■ GOAL OF THE EXERCISE
Produce one exact copy of the records, no pictures.

[Records from a dataset]
--------------------

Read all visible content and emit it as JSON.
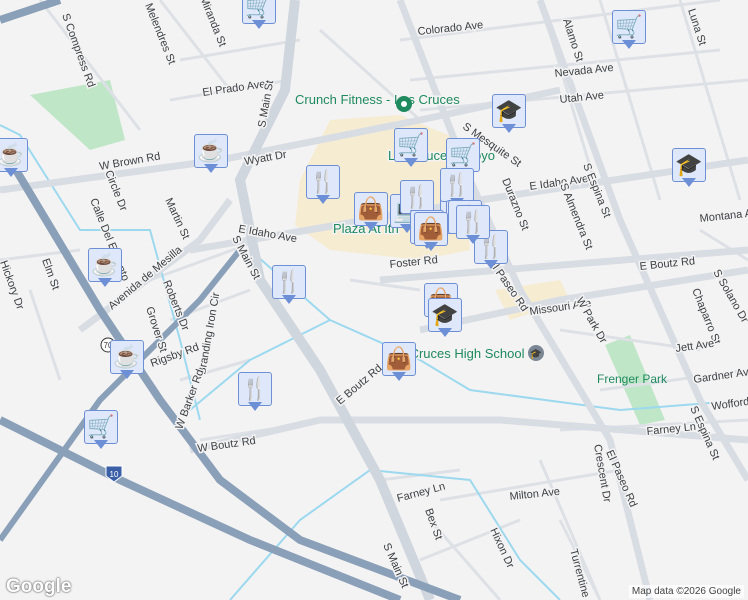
{
  "map": {
    "streets": [
      "S Compress Rd",
      "Melendres St",
      "Miranda St",
      "El Prado Ave",
      "W Brown Rd",
      "Wyatt Dr",
      "S Main St",
      "Colorado Ave",
      "Nevada Ave",
      "Utah Ave",
      "Alamo St",
      "Luna St",
      "S Mesquite St",
      "E Idaho Ave",
      "Durazno St",
      "S Almendra St",
      "S Espina St",
      "Montana Ave",
      "E Boutz Rd",
      "Foster Rd",
      "El Paseo Rd",
      "Missouri Ave",
      "Chaparro St",
      "S Solano Dr",
      "Jett Ave",
      "Gardner Ave",
      "Wofford",
      "Farney Ln",
      "Crescent Dr",
      "Milton Ave",
      "Bex St",
      "Hixon Dr",
      "Turrentine",
      "Circle Dr",
      "Martin St",
      "Calle Del Encanto",
      "E Idaho Ave",
      "Avenida de Mesilla",
      "Elm St",
      "Hickory Dr",
      "Roberts Dr",
      "Grover St",
      "Rigsby Rd",
      "Branding Iron Cir",
      "W Barker Rd",
      "W Boutz Rd",
      "S Main St",
      "E Boutz Rd",
      "S Main St",
      "Farney Ln",
      "El Paseo Rd",
      "W Park Dr",
      "S Espina St"
    ],
    "pois": [
      "Crunch Fitness - Las Cruces",
      "Las Cruces Arroyo",
      "Plaza At Ith",
      "Las Cruces High School",
      "Frenger Park"
    ],
    "shields": [
      "10",
      "70"
    ],
    "markers": [
      "shopping-cart",
      "shopping-cart",
      "graduation-cap",
      "coffee",
      "coffee",
      "shopping-cart",
      "restaurant",
      "shopping-cart",
      "graduation-cap",
      "coffee",
      "coffee",
      "shopping-cart",
      "restaurant",
      "shopping-bag",
      "restaurant",
      "laptop",
      "restaurant",
      "restaurant",
      "shopping-bag",
      "shopping-bag",
      "restaurant",
      "restaurant",
      "restaurant",
      "shopping-bag",
      "graduation-cap",
      "shopping-bag",
      "restaurant",
      "restaurant"
    ],
    "colors": {
      "marker_bg": "#dfe8fb",
      "marker_border": "#6d8fd6",
      "marker_icon": "#0f3e61",
      "highway": "#8aa0b8",
      "park": "#bfe6c7",
      "water": "#9cd9ef"
    }
  },
  "footer": {
    "logo": "Google",
    "attribution": "Map data ©2026 Google"
  }
}
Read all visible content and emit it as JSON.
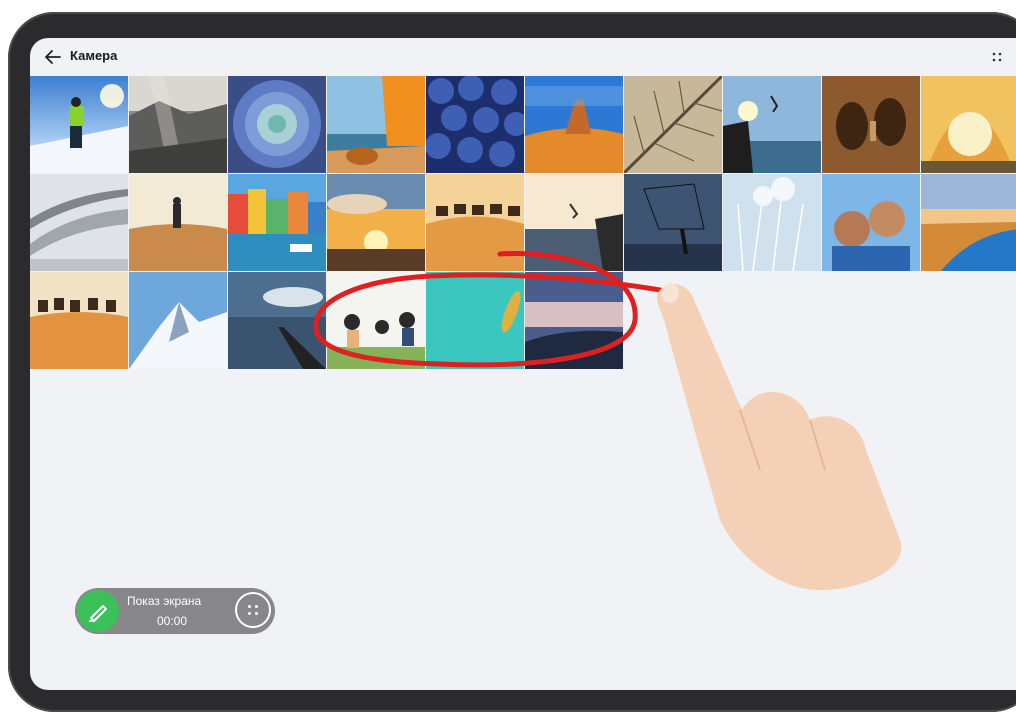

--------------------

■ RESPONSE TO THE TASK
Read all visible content and emit it as JSON.
{
  "map": {
    "streets": [
      "S Compress Rd",
      "Melendres St",
      "Miranda St",
      "El Prado Ave",
      "W Brown Rd",
      "Wyatt Dr",
      "S Main St",
      "Colorado Ave",
      "Nevada Ave",
      "Utah Ave",
      "Alamo St",
      "Luna St",
      "S Mesquite St",
      "E Idaho Ave",
      "Durazno St",
      "S Almendra St",
      "S Espina St",
      "Montana Ave",
      "E Boutz Rd",
      "Foster Rd",
      "El Paseo Rd",
      "Missouri Ave",
      "Chaparro St",
      "S Solano Dr",
      "Jett Ave",
      "Gardner Ave",
      "Wofford",
      "Farney Ln",
      "Crescent Dr",
      "Milton Ave",
      "Bex St",
      "Hixon Dr",
      "Turrentine",
      "Circle Dr",
      "Martin St",
      "Calle Del Encanto",
      "E Idaho Ave",
      "Avenida de Mesilla",
      "Elm St",
      "Hickory Dr",
      "Roberts Dr",
      "Grover St",
      "Rigsby Rd",
      "Branding Iron Cir",
      "W Barker Rd",
      "W Boutz Rd",
      "S Main St",
      "E Boutz Rd",
      "S Main St",
      "Farney Ln",
      "El Paseo Rd",
      "W Park Dr",
      "S Espina St"
    ],
    "pois": [
      "Crunch Fitness - Las Cruces",
      "Las Cruces Arroyo",
      "Plaza At Ith",
      "Las Cruces High School",
      "Frenger Park"
    ],
    "shields": [
      "10",
      "70"
    ],
    "markers": [
      "shopping-cart",
      "shopping-cart",
      "graduation-cap",
      "coffee",
      "coffee",
      "shopping-cart",
      "restaurant",
      "shopping-cart",
      "graduation-cap",
      "coffee",
      "coffee",
      "shopping-cart",
      "restaurant",
      "shopping-bag",
      "restaurant",
      "laptop",
      "restaurant",
      "restaurant",
      "shopping-bag",
      "shopping-bag",
      "restaurant",
      "restaurant",
      "restaurant",
      "shopping-bag",
      "graduation-cap",
      "shopping-bag",
      "restaurant",
      "restaurant"
    ],
    "colors": {
      "marker_bg": "#dfe8fb",
      "marker_border": "#6d8fd6",
      "marker_icon": "#0f3e61",
      "highway": "#8aa0b8",
      "park": "#bfe6c7",
      "water": "#9cd9ef"
    }
  },
  "footer": {
    "logo": "Google",
    "attribution": "Map data ©2026 Google"
  }
}
Read all visible content and emit it as JSON.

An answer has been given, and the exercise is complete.